At the end of lifts this morning, Dave had already identified parts of my lift that were holding me back from better performance. With more time to work on these kinks in my form, I expect to be on my way to stronger lifts quickly.  Add to that stronger muscles, there is potential for great gains by the end of September. I am excited to see what happens next week.

A Little More Than Diddly Squat

Today, we determined our one rep max on back squat.  Having never squatted before last year and still learning good, proper form, I was nervous for how this might turn out.  Fortunately, Dave took the time to explain the reason for the lift (to help determine our program based on a percentage of our max effort) and there are a couple ways to determine a maximum lift.

For those who did not wish to push their limits to the edge, a multiple rep max could be used to calculate an approximate maximum squat.  Usually, the number of reps used to determine a max is low, 3-5 reps. I was tempted to go this route, as it is what we had used in the Bootcamp classes at Fitness Revolution, but I decided to go the traditional method for determining a max: try until you barely succeed.

For those who don’t know me well, I have very large, muscular thighs. My thighs are between 27″ & 28″ around, which is a couple inches larger than my wife’s waist, so in theory, I should be able to lift very heavy things with my legs, but without proper form, my legs are only as sturdy as an oak tree would be if planted in sand.  Lose any form in the base or support system, and the whole thing can come tumbling down.
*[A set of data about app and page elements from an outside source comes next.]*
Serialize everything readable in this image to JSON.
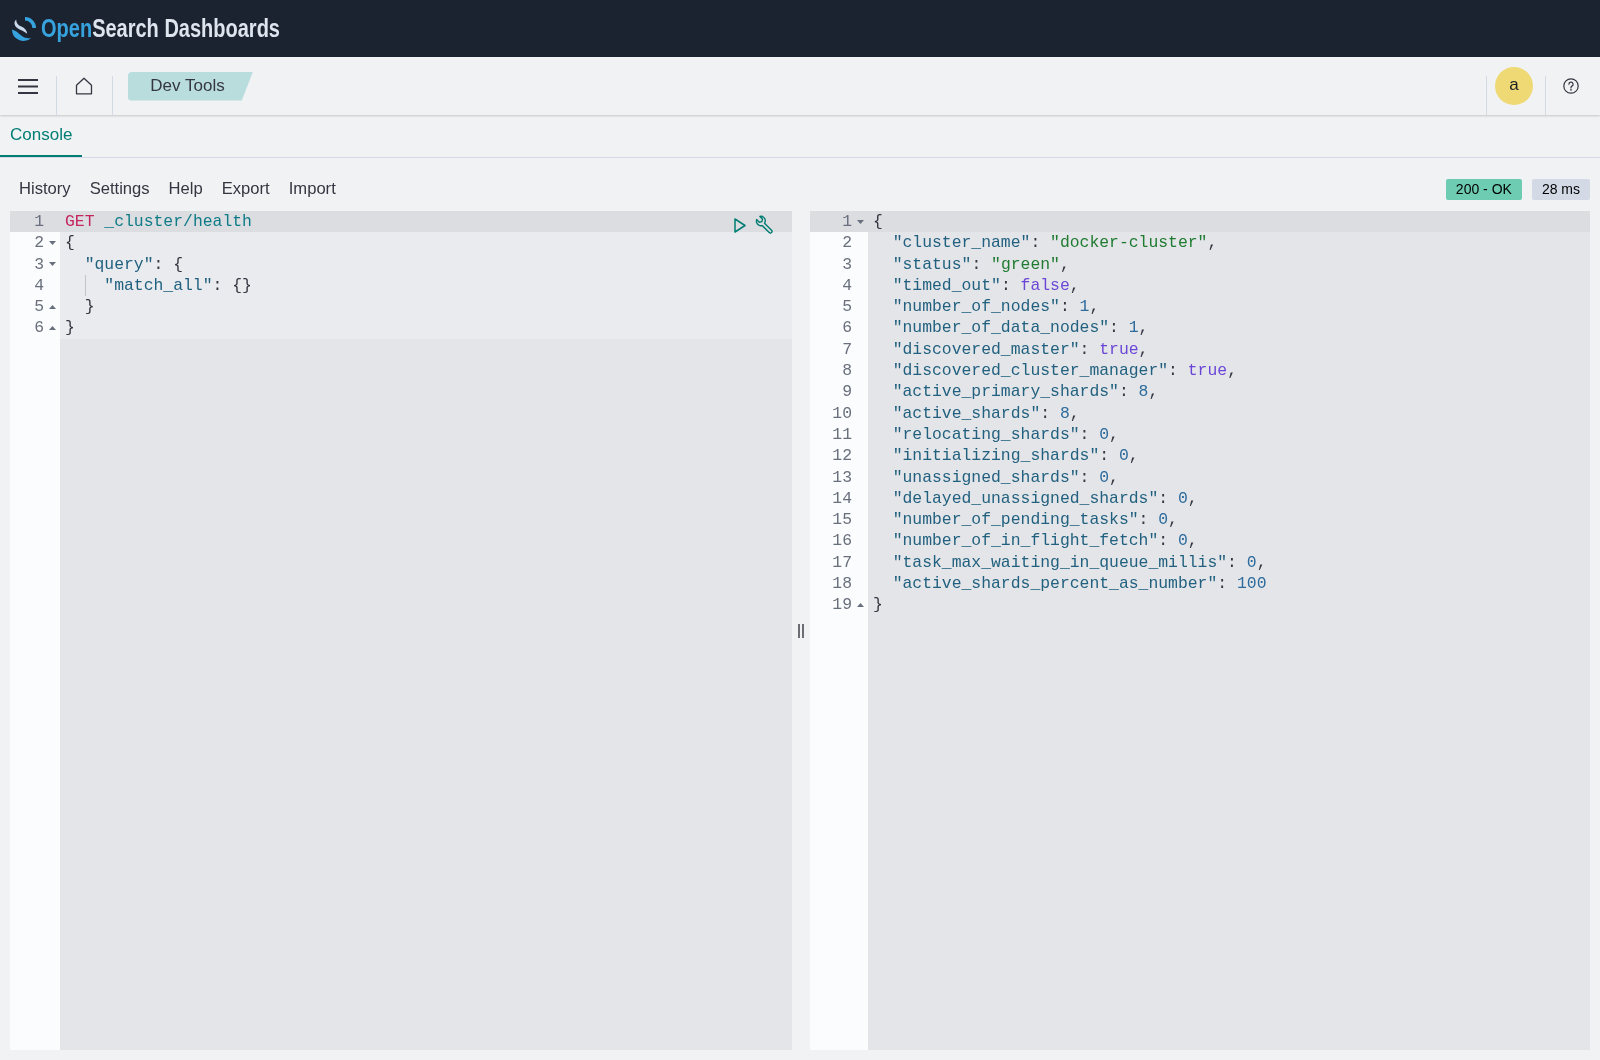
{
  "header": {
    "brand": {
      "accent": "Open",
      "rest": "Search Dashboards"
    }
  },
  "navbar": {
    "breadcrumb": "Dev Tools",
    "avatar": "a"
  },
  "tabs": [
    {
      "label": "Console",
      "selected": true
    }
  ],
  "toolbar": {
    "menu": [
      "History",
      "Settings",
      "Help",
      "Export",
      "Import"
    ],
    "status": "200 - OK",
    "time": "28 ms"
  },
  "request_editor": {
    "lines": [
      {
        "number": "1",
        "fold_start": false,
        "fold_end": false,
        "active": true,
        "tokens": [
          {
            "kind": "method",
            "text": "GET"
          },
          {
            "kind": "url",
            "text": " _cluster/health"
          }
        ]
      },
      {
        "number": "2",
        "fold_start": true,
        "fold_end": false,
        "active": false,
        "tokens": [
          {
            "kind": "punct",
            "text": "{"
          }
        ]
      },
      {
        "number": "3",
        "fold_start": true,
        "fold_end": false,
        "active": false,
        "tokens": [
          {
            "kind": "key",
            "text": "  \"query\""
          },
          {
            "kind": "punct",
            "text": ": {"
          }
        ]
      },
      {
        "number": "4",
        "fold_start": false,
        "fold_end": false,
        "active": false,
        "tokens": [
          {
            "kind": "key",
            "text": "    \"match_all\""
          },
          {
            "kind": "punct",
            "text": ": {}"
          }
        ]
      },
      {
        "number": "5",
        "fold_start": false,
        "fold_end": true,
        "active": false,
        "tokens": [
          {
            "kind": "punct",
            "text": "  }"
          }
        ]
      },
      {
        "number": "6",
        "fold_start": false,
        "fold_end": true,
        "active": false,
        "tokens": [
          {
            "kind": "punct",
            "text": "}"
          }
        ]
      }
    ]
  },
  "response_editor": {
    "lines": [
      {
        "number": "1",
        "fold_start": true,
        "fold_end": false,
        "active": true,
        "tokens": [
          {
            "kind": "punct",
            "text": "{"
          }
        ]
      },
      {
        "number": "2",
        "fold_start": false,
        "fold_end": false,
        "active": false,
        "tokens": [
          {
            "kind": "key",
            "text": "  \"cluster_name\""
          },
          {
            "kind": "punct",
            "text": ": "
          },
          {
            "kind": "string",
            "text": "\"docker-cluster\""
          },
          {
            "kind": "punct",
            "text": ","
          }
        ]
      },
      {
        "number": "3",
        "fold_start": false,
        "fold_end": false,
        "active": false,
        "tokens": [
          {
            "kind": "key",
            "text": "  \"status\""
          },
          {
            "kind": "punct",
            "text": ": "
          },
          {
            "kind": "string",
            "text": "\"green\""
          },
          {
            "kind": "punct",
            "text": ","
          }
        ]
      },
      {
        "number": "4",
        "fold_start": false,
        "fold_end": false,
        "active": false,
        "tokens": [
          {
            "kind": "key",
            "text": "  \"timed_out\""
          },
          {
            "kind": "punct",
            "text": ": "
          },
          {
            "kind": "boolean",
            "text": "false"
          },
          {
            "kind": "punct",
            "text": ","
          }
        ]
      },
      {
        "number": "5",
        "fold_start": false,
        "fold_end": false,
        "active": false,
        "tokens": [
          {
            "kind": "key",
            "text": "  \"number_of_nodes\""
          },
          {
            "kind": "punct",
            "text": ": "
          },
          {
            "kind": "number",
            "text": "1"
          },
          {
            "kind": "punct",
            "text": ","
          }
        ]
      },
      {
        "number": "6",
        "fold_start": false,
        "fold_end": false,
        "active": false,
        "tokens": [
          {
            "kind": "key",
            "text": "  \"number_of_data_nodes\""
          },
          {
            "kind": "punct",
            "text": ": "
          },
          {
            "kind": "number",
            "text": "1"
          },
          {
            "kind": "punct",
            "text": ","
          }
        ]
      },
      {
        "number": "7",
        "fold_start": false,
        "fold_end": false,
        "active": false,
        "tokens": [
          {
            "kind": "key",
            "text": "  \"discovered_master\""
          },
          {
            "kind": "punct",
            "text": ": "
          },
          {
            "kind": "boolean",
            "text": "true"
          },
          {
            "kind": "punct",
            "text": ","
          }
        ]
      },
      {
        "number": "8",
        "fold_start": false,
        "fold_end": false,
        "active": false,
        "tokens": [
          {
            "kind": "key",
            "text": "  \"discovered_cluster_manager\""
          },
          {
            "kind": "punct",
            "text": ": "
          },
          {
            "kind": "boolean",
            "text": "true"
          },
          {
            "kind": "punct",
            "text": ","
          }
        ]
      },
      {
        "number": "9",
        "fold_start": false,
        "fold_end": false,
        "active": false,
        "tokens": [
          {
            "kind": "key",
            "text": "  \"active_primary_shards\""
          },
          {
            "kind": "punct",
            "text": ": "
          },
          {
            "kind": "number",
            "text": "8"
          },
          {
            "kind": "punct",
            "text": ","
          }
        ]
      },
      {
        "number": "10",
        "fold_start": false,
        "fold_end": false,
        "active": false,
        "tokens": [
          {
            "kind": "key",
            "text": "  \"active_shards\""
          },
          {
            "kind": "punct",
            "text": ": "
          },
          {
            "kind": "number",
            "text": "8"
          },
          {
            "kind": "punct",
            "text": ","
          }
        ]
      },
      {
        "number": "11",
        "fold_start": false,
        "fold_end": false,
        "active": false,
        "tokens": [
          {
            "kind": "key",
            "text": "  \"relocating_shards\""
          },
          {
            "kind": "punct",
            "text": ": "
          },
          {
            "kind": "number",
            "text": "0"
          },
          {
            "kind": "punct",
            "text": ","
          }
        ]
      },
      {
        "number": "12",
        "fold_start": false,
        "fold_end": false,
        "active": false,
        "tokens": [
          {
            "kind": "key",
            "text": "  \"initializing_shards\""
          },
          {
            "kind": "punct",
            "text": ": "
          },
          {
            "kind": "number",
            "text": "0"
          },
          {
            "kind": "punct",
            "text": ","
          }
        ]
      },
      {
        "number": "13",
        "fold_start": false,
        "fold_end": false,
        "active": false,
        "tokens": [
          {
            "kind": "key",
            "text": "  \"unassigned_shards\""
          },
          {
            "kind": "punct",
            "text": ": "
          },
          {
            "kind": "number",
            "text": "0"
          },
          {
            "kind": "punct",
            "text": ","
          }
        ]
      },
      {
        "number": "14",
        "fold_start": false,
        "fold_end": false,
        "active": false,
        "tokens": [
          {
            "kind": "key",
            "text": "  \"delayed_unassigned_shards\""
          },
          {
            "kind": "punct",
            "text": ": "
          },
          {
            "kind": "number",
            "text": "0"
          },
          {
            "kind": "punct",
            "text": ","
          }
        ]
      },
      {
        "number": "15",
        "fold_start": false,
        "fold_end": false,
        "active": false,
        "tokens": [
          {
            "kind": "key",
            "text": "  \"number_of_pending_tasks\""
          },
          {
            "kind": "punct",
            "text": ": "
          },
          {
            "kind": "number",
            "text": "0"
          },
          {
            "kind": "punct",
            "text": ","
          }
        ]
      },
      {
        "number": "16",
        "fold_start": false,
        "fold_end": false,
        "active": false,
        "tokens": [
          {
            "kind": "key",
            "text": "  \"number_of_in_flight_fetch\""
          },
          {
            "kind": "punct",
            "text": ": "
          },
          {
            "kind": "number",
            "text": "0"
          },
          {
            "kind": "punct",
            "text": ","
          }
        ]
      },
      {
        "number": "17",
        "fold_start": false,
        "fold_end": false,
        "active": false,
        "tokens": [
          {
            "kind": "key",
            "text": "  \"task_max_waiting_in_queue_millis\""
          },
          {
            "kind": "punct",
            "text": ": "
          },
          {
            "kind": "number",
            "text": "0"
          },
          {
            "kind": "punct",
            "text": ","
          }
        ]
      },
      {
        "number": "18",
        "fold_start": false,
        "fold_end": false,
        "active": false,
        "tokens": [
          {
            "kind": "key",
            "text": "  \"active_shards_percent_as_number\""
          },
          {
            "kind": "punct",
            "text": ": "
          },
          {
            "kind": "number",
            "text": "100"
          }
        ]
      },
      {
        "number": "19",
        "fold_start": false,
        "fold_end": true,
        "active": false,
        "tokens": [
          {
            "kind": "punct",
            "text": "}"
          }
        ]
      }
    ]
  }
}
My max effort for the squat was 365 lbs, which is only 30 lbs heavier than my bench; however, I have been doing bench press, on and off, for 25 years, and I am comfortable with the technique. I am looking forward to training with Dave to learn techniques to ensure my form allows my legs to realize their full potential.  For bench, I can set a goal of 400 lbs in 7 weeks, because I know I have lifted more than that before; however, I am not sure what to expect in the same period for squat. Are form and fear holding me back more than leg strength?  A couple things I know for sure:

  • Dave will help me realize my potential and will give me the tools to continue to develop
  • I know I will never look as good as Big Z (I am older than he is) when it comes to squatting

Enjoy this snippet of Zydrunas Savickas squatting at the World’s Strongest Man in 2011.

Changing Gears: From general fitness and conditioning to strength training for strongman.

In high school, I was strong and lean (at least by comparison to my body today at 39).  I had a 400+ bench, could run the 40 in under 5 seconds, and I hovered around 200 lbs.

After high school, my weight varied with college years ranging between 210 and 230 (worked on moving trucks, but never worked out). After college, my weight ballooned to 270, but with encouragement from friends and a desire to help a friend reach a goal for his 30th birthday, I dropped weight to 204 lbs to prepare for the Detroit Marathon.  Though I looked much better at 204 than I did at 270, my body composition had changed from the 200 lb range I had in high school.  A bench over 400 was a dream.

With the birth of our daughter, I quit running and largely stopped exercising.  By March 2014, I hit my heaviest body weight of 295 lbs, and I decided I needed to change, so I joined Fitness Revolution of Wixom at the Total Sports Complex.  Between diet and exercise, I dropped about 55 lbs from March to September 2014.  During this time, I met Dave and learned of his classes and his success in strongman competitions.

A year later, I have achieved some goals of physical fitness, but I am intrigued by the strongman competitions, as I have always enjoyed watching them.  I am excited to see what gains I can make with a focused strength training program with Dave over the next 7-8 weeks.

Today, we took body composition numbers, weight, and max bench.

First Day Training @ Pankow Performance Bodyweight: 257.4 Body fat: 26.9% Skinfold Chest: 20 Skinfold Waist: 43 Skinfold Thigh: 20 Max Bench: 335
First Day Training @ Pankow Performance
Bodyweight: 257.4
Body fat: 26.9%
Skinfold Chest: 20
Skinfold Waist: 43
Skinfold Thigh: 20
Max Bench: 335